**INSTRUCTIONS FOR THE TASK**: Go through the entries that follow and count every line with the string "subject". Reply with the number only.

Component data from apps and pages
▼

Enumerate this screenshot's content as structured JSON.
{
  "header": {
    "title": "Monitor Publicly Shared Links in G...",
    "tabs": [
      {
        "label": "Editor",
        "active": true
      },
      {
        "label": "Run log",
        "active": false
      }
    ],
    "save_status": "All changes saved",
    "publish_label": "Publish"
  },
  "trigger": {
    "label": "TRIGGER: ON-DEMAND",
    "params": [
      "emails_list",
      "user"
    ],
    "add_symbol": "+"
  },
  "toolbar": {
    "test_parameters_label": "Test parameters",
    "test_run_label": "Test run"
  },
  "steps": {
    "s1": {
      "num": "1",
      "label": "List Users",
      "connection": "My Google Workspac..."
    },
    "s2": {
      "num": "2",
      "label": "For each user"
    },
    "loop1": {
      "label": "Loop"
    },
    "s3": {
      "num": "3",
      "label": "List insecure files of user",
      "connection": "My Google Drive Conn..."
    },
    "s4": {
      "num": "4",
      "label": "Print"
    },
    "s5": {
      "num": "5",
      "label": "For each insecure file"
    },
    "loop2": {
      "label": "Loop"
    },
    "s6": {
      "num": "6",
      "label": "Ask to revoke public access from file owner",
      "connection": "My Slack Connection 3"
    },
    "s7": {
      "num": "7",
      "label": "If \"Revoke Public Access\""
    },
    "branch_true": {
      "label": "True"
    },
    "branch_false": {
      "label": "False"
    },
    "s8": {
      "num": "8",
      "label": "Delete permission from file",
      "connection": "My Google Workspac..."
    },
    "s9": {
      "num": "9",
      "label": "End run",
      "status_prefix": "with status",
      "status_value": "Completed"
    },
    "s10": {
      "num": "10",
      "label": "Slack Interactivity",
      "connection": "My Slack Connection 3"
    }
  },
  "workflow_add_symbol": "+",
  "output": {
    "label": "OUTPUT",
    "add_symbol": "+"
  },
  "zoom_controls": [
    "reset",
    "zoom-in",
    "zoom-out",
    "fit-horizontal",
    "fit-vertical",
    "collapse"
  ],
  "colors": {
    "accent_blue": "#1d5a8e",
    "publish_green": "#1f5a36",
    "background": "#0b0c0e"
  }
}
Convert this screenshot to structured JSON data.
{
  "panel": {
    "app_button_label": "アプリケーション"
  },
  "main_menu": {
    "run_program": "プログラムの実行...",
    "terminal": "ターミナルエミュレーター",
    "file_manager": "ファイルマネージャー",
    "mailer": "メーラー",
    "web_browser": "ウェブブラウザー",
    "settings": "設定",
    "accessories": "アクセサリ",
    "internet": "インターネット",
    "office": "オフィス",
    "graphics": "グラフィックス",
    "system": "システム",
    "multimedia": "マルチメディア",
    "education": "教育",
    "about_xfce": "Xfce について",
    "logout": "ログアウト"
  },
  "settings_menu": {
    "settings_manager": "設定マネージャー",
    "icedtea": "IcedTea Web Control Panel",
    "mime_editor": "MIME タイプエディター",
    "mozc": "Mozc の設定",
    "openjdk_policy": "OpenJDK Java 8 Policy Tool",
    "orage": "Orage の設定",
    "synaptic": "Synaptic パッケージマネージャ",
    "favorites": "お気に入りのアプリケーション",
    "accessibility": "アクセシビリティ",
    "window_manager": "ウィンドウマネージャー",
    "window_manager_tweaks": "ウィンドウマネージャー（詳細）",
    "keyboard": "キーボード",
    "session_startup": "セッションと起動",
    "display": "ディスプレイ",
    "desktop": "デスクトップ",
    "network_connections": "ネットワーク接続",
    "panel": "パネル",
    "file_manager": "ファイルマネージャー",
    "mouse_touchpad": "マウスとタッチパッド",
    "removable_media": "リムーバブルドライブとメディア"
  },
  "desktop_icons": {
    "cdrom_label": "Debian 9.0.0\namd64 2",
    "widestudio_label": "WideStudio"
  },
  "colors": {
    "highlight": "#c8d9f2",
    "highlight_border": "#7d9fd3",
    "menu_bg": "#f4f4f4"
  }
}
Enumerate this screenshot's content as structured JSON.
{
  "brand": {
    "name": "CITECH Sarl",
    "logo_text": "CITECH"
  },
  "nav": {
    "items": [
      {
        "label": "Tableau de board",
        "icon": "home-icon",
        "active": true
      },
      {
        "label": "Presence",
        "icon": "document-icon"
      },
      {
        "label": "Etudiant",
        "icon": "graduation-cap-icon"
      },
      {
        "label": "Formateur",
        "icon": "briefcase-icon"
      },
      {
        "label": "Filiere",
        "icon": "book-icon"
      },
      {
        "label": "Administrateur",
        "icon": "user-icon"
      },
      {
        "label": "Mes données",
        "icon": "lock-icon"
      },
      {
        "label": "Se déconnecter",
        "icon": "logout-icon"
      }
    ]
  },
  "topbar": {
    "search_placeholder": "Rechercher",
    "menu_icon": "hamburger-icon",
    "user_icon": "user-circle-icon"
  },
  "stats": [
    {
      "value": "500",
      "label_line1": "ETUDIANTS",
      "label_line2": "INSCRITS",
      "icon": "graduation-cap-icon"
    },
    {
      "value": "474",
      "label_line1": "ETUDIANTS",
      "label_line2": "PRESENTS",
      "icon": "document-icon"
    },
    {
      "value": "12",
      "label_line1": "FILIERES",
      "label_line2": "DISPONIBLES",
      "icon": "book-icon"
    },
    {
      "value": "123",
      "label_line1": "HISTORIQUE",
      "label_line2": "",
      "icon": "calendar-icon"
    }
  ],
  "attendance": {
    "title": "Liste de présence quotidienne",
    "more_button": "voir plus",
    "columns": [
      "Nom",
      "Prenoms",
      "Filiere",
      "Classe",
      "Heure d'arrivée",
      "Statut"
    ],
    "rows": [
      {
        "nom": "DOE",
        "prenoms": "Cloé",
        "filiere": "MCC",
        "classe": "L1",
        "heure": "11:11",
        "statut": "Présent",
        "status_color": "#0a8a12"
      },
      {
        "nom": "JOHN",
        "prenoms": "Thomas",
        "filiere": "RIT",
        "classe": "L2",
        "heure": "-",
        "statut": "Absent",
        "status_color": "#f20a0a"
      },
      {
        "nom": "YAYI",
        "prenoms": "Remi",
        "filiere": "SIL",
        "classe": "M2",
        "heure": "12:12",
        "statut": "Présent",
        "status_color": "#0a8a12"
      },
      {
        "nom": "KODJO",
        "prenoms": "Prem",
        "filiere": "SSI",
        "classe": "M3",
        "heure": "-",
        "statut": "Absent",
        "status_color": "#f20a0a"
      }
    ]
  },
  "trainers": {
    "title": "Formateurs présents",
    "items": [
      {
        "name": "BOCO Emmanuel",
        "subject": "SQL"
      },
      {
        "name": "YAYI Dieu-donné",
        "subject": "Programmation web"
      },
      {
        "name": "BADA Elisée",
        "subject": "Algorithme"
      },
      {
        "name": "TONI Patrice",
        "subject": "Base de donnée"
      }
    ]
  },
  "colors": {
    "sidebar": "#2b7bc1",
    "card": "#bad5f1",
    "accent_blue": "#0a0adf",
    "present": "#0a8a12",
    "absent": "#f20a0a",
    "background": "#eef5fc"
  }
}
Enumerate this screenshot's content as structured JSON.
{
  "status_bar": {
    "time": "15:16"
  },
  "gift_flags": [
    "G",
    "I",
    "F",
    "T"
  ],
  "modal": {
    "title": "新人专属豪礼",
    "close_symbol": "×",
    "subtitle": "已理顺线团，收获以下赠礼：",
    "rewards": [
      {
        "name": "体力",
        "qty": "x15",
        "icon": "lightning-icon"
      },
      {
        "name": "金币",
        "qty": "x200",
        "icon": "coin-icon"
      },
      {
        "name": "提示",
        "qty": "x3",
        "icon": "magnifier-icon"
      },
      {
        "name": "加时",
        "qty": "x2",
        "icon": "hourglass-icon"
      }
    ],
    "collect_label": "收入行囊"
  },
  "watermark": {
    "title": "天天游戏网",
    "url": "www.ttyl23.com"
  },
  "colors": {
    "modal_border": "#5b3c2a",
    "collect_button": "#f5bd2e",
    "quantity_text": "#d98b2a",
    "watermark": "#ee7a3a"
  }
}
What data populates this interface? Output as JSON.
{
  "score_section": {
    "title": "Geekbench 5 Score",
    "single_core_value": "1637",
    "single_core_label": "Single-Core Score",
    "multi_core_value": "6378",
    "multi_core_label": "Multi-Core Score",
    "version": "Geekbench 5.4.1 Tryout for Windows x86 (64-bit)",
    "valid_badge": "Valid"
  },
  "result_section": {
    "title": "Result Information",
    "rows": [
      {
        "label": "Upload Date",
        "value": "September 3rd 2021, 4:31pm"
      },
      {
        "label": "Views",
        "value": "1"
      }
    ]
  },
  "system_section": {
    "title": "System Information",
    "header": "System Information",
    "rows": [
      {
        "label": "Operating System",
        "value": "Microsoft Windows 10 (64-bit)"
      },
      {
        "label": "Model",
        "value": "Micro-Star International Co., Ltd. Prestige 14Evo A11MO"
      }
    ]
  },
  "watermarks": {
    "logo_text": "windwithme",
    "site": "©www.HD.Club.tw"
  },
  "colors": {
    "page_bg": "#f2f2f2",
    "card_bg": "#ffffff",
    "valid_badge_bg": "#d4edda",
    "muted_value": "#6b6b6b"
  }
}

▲

**ANSWER TO THE PROBLEM**: 4